Kingstons collide for uniting Project Athelstan twinning programme
November 7, 2019 | by Matt Halfpenny
Boxers from the East Hull Boxing Academy have been given the opportunity to visit London – and get in some valuable training – as part of a trial twinning programme.
Project Athelstan aims to bringing people together, with residents and businesses in one local authority investing in projects that provide opportunities to give value, purpose and meaning to lives in their own town or city, as well as those in another in a different region.
The project name stems from King Athelstan, who united the country by becoming the first King of all England, crowned in 925 in Kingston upon Thames.
And the first part of the project has seen local club Surbiton Boxing Club invite members along from East Hull – another Kingston (Upon Hull, in the Yorkshire region) – for cross-club sparring and a workout.
The 11 boxers who travelled south were also able to visit the Houses of Parliament, where they met Hull East MP, Karl Turner, and take in other London sights.
“The boxers and Academy really looked forward to the trip, especially the training at another club, and it gave the kids a sense of travelling and responsibilities on how to conduct themselves for possible future England select camps,” said Sean Ross, Head Coach of East Hull.
“The tour was a fantastic experience as many of those who took part were from a socially deprived area and may not have had the opportunity but for this project.”
The idea to set up the project came from retired civil servant and Policy Award winner at the 2015 Civil Service Awards, Martin Ellis, who says there has been a need to unite people even before Brexit came onto the horizon.
Project Athelstan attempts to incorporate the NHS five steps to well-being: (a) Connect, (b) Be active, (c) Keep learning, (d) Give to others and (e) Be mindful.
He hopes it will be adopted between other towns and cities in the future, having been a significant success in this pilot, with the help of funding from the Kingston and Surbiton Labour Party.
Ellis said: “Over the last 40 years or so there has been a focus on individuality, which has often been at the expense of community values that underpin a strong and cohesive society.
“One question often posed is why would people want to invest in projects in another town?
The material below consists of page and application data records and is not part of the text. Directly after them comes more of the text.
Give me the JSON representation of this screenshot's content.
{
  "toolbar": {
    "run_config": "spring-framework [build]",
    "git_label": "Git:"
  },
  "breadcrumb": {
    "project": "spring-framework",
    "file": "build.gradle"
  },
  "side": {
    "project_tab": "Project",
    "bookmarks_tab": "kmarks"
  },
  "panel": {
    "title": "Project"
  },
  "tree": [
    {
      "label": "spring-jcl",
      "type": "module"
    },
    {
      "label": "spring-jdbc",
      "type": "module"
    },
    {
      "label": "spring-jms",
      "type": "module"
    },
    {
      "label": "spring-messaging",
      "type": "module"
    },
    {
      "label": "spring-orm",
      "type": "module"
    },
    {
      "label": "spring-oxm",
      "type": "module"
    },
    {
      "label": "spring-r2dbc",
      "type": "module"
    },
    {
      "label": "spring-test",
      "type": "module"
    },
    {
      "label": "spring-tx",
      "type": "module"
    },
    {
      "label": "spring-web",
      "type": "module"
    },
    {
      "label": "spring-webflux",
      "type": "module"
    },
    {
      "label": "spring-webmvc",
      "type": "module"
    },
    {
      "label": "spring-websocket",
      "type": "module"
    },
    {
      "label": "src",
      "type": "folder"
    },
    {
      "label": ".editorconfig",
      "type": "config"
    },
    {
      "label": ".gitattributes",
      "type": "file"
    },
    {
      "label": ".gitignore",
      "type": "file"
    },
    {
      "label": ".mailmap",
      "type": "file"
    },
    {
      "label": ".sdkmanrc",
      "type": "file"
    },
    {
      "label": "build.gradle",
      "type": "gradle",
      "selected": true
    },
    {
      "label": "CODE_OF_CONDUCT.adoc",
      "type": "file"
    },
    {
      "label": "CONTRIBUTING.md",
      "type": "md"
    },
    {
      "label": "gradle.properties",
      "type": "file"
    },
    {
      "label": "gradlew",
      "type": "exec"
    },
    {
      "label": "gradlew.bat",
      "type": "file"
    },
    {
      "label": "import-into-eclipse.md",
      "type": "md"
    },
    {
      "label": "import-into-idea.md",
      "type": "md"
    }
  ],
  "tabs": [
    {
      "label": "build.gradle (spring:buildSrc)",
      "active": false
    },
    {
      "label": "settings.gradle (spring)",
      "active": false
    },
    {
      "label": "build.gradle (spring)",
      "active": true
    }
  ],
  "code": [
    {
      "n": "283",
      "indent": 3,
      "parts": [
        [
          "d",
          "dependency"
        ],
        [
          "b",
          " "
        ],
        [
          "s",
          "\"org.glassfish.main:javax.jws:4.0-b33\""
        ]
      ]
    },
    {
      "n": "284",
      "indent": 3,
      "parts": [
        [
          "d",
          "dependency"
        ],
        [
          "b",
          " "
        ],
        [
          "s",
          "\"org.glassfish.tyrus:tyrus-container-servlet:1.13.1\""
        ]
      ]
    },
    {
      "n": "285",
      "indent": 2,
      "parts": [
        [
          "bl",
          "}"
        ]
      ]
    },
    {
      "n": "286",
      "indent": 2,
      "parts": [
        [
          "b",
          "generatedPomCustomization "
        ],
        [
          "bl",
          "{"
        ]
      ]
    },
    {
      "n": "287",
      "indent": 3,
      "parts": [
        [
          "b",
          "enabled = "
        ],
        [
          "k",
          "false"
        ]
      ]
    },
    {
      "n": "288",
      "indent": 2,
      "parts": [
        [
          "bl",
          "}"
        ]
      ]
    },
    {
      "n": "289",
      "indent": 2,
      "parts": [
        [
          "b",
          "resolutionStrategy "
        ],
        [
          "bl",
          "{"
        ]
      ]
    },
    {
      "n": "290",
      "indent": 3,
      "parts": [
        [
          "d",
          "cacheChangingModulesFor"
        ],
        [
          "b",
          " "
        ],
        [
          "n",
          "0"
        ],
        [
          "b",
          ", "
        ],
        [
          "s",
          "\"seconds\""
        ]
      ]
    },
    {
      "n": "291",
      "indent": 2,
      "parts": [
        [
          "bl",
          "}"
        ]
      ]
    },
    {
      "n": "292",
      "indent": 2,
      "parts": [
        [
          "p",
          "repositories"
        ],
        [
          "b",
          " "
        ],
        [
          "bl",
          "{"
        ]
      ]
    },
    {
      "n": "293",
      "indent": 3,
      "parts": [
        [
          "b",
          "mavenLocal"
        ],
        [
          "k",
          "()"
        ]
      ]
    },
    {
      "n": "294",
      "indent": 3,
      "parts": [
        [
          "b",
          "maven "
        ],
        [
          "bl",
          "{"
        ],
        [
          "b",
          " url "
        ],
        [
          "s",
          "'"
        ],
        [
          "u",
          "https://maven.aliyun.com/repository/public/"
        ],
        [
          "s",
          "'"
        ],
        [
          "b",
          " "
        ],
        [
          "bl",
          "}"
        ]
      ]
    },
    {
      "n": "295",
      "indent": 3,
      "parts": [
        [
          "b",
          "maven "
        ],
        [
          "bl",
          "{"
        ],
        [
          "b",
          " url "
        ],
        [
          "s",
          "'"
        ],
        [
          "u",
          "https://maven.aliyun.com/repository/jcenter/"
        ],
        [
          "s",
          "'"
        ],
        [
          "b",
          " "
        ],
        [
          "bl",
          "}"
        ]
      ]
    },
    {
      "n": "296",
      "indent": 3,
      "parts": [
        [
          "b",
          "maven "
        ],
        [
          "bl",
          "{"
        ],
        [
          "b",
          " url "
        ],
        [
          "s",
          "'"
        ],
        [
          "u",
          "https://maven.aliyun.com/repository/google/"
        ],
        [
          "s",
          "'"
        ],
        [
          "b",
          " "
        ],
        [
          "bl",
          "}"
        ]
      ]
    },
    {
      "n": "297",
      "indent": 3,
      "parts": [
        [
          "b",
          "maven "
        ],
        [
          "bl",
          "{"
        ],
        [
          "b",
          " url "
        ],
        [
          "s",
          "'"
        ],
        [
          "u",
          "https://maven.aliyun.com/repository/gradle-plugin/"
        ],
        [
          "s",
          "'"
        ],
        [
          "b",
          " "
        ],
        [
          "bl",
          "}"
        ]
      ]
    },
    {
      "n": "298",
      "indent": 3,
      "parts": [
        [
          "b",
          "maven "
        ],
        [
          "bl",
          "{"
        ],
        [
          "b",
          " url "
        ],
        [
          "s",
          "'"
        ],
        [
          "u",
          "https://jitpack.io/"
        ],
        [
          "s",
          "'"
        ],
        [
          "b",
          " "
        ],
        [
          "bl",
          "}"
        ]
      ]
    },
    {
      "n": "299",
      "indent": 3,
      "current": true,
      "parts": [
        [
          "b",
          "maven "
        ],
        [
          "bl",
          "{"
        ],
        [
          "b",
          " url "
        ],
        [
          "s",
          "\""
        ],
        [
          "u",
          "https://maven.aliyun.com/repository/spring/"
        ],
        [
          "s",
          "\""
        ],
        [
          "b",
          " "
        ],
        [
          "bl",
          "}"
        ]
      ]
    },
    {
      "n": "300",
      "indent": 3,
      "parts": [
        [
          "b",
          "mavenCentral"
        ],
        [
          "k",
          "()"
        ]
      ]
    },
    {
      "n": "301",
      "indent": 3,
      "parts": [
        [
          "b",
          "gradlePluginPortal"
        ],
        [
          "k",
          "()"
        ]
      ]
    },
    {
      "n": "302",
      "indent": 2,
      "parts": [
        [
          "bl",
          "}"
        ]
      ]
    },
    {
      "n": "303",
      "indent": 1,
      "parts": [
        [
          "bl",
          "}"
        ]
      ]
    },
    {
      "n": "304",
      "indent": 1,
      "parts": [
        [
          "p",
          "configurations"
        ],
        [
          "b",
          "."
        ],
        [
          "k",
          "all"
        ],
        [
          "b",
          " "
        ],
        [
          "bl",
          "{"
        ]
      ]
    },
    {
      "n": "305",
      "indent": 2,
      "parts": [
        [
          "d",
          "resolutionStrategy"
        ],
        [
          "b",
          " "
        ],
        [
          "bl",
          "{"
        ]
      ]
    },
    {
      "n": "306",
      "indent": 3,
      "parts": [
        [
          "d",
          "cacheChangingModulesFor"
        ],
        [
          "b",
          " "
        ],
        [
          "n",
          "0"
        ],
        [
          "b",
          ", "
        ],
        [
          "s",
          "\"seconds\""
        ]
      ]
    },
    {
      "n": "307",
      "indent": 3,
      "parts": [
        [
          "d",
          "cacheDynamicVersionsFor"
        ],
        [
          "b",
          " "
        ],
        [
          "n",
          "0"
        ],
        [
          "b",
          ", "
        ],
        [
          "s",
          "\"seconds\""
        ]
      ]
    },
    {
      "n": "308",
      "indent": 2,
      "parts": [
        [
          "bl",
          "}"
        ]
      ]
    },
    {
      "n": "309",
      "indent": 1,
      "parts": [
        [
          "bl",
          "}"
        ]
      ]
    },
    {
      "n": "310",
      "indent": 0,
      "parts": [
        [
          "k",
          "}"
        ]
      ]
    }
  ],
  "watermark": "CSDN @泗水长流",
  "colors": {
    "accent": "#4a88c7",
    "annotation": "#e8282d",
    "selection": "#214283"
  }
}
There is huge diversity in Britain – geography, architecture, accents, ethnicity and this is an opportunity to feel and understand ‘our’ Britain, opening up people to new experiences, breaking down perceptions and prejudices whilst bringing the nation together.”
With East Hull outgrowing their current premises, they are keen to move to a new, bigger premises in the future.
At that point, they are keen to reciprocate Surbiton’s hospitality and welcome members from the club along to their opening launch.
“This was a brilliant idea and even better in real life,” said Harry Morris, Surbiton’s Head Coach. “If sports clubs and cultural organisations took up this idea across the country it would be a game- changer for uniting the country.
“The Rose Theatre in Kingston heard about it and wants to do the same with a school in the North and a local school to work on a production together to put on at the venue.”